*** THE DATA Section Begins ***

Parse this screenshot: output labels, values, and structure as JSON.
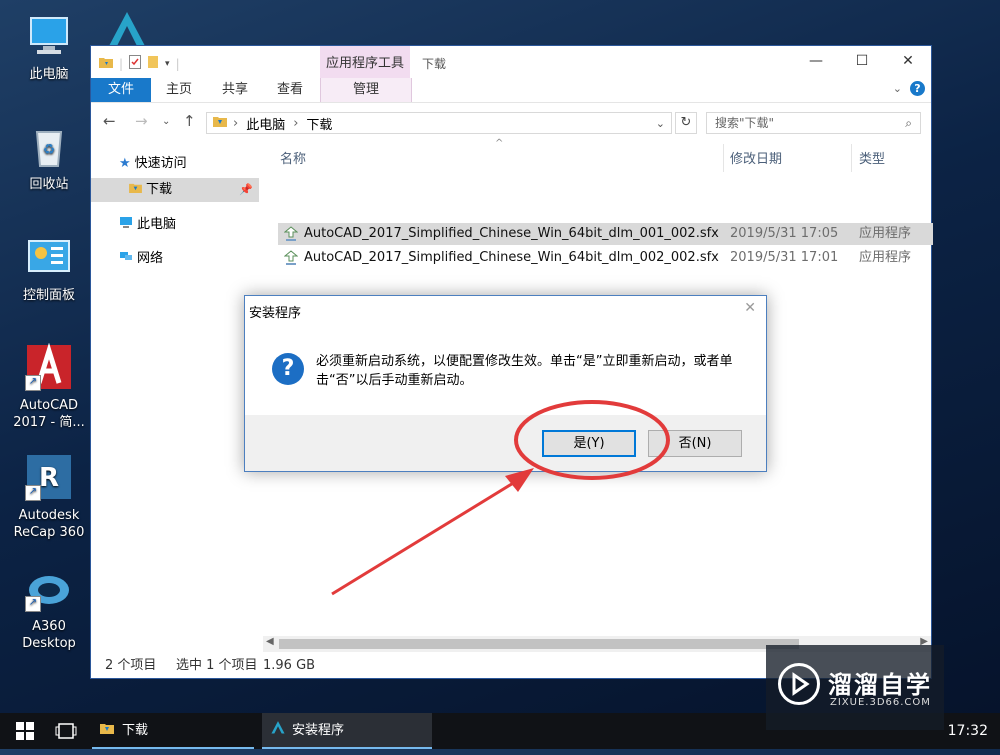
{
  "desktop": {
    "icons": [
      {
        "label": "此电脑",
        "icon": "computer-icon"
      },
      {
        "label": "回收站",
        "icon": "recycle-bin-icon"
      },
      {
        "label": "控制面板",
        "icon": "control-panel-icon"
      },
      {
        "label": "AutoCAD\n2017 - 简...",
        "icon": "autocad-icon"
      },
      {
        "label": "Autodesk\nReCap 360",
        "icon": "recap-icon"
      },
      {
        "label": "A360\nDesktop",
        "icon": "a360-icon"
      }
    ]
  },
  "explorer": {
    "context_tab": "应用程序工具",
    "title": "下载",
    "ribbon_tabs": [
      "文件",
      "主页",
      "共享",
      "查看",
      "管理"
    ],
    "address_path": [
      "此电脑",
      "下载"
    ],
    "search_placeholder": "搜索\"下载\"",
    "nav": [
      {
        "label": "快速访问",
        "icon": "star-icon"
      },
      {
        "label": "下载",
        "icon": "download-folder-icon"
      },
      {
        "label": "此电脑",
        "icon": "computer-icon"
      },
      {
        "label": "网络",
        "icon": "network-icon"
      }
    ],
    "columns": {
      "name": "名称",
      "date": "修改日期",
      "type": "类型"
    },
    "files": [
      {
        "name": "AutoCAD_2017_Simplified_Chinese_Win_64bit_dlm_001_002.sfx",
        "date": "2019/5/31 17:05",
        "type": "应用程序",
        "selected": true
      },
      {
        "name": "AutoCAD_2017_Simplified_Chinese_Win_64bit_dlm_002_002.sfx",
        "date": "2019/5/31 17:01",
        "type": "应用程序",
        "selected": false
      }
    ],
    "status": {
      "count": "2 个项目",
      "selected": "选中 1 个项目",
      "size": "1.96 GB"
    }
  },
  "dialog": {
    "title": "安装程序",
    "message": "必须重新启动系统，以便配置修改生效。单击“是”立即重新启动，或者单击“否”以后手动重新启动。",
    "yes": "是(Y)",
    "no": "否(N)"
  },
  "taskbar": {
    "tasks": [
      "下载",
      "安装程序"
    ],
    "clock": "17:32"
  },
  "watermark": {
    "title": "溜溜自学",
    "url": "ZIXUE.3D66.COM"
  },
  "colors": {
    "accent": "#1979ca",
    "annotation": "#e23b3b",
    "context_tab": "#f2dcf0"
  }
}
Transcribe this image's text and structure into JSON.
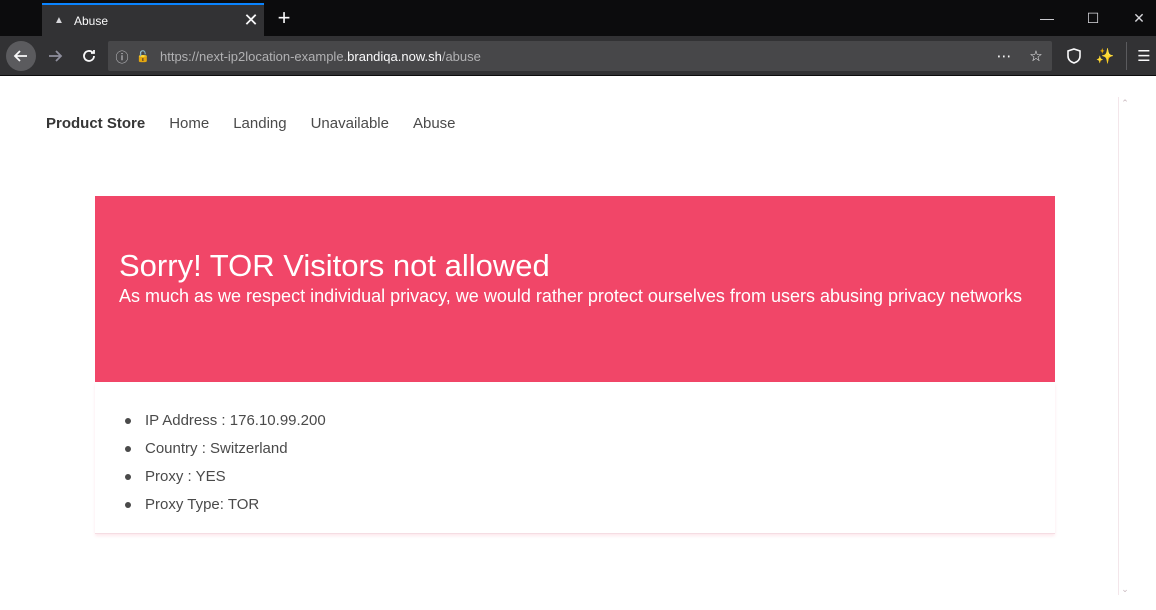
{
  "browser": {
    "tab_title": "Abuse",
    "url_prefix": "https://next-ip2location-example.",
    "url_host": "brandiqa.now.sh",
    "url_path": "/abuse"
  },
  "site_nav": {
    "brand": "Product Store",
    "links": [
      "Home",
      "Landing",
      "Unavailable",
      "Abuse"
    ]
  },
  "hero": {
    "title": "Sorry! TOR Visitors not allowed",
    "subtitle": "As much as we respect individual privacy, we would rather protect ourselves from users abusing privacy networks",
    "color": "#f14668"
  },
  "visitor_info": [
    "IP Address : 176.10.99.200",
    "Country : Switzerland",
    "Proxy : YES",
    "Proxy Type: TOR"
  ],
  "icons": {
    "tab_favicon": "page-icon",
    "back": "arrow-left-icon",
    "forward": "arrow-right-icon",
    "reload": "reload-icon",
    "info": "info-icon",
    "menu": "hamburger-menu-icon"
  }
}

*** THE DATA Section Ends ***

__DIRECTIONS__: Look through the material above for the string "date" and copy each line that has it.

__THE ANSWER__:
      "date": "修改日期",
        "date": "2019/5/31 17:05",
        "date": "2019/5/31 17:01",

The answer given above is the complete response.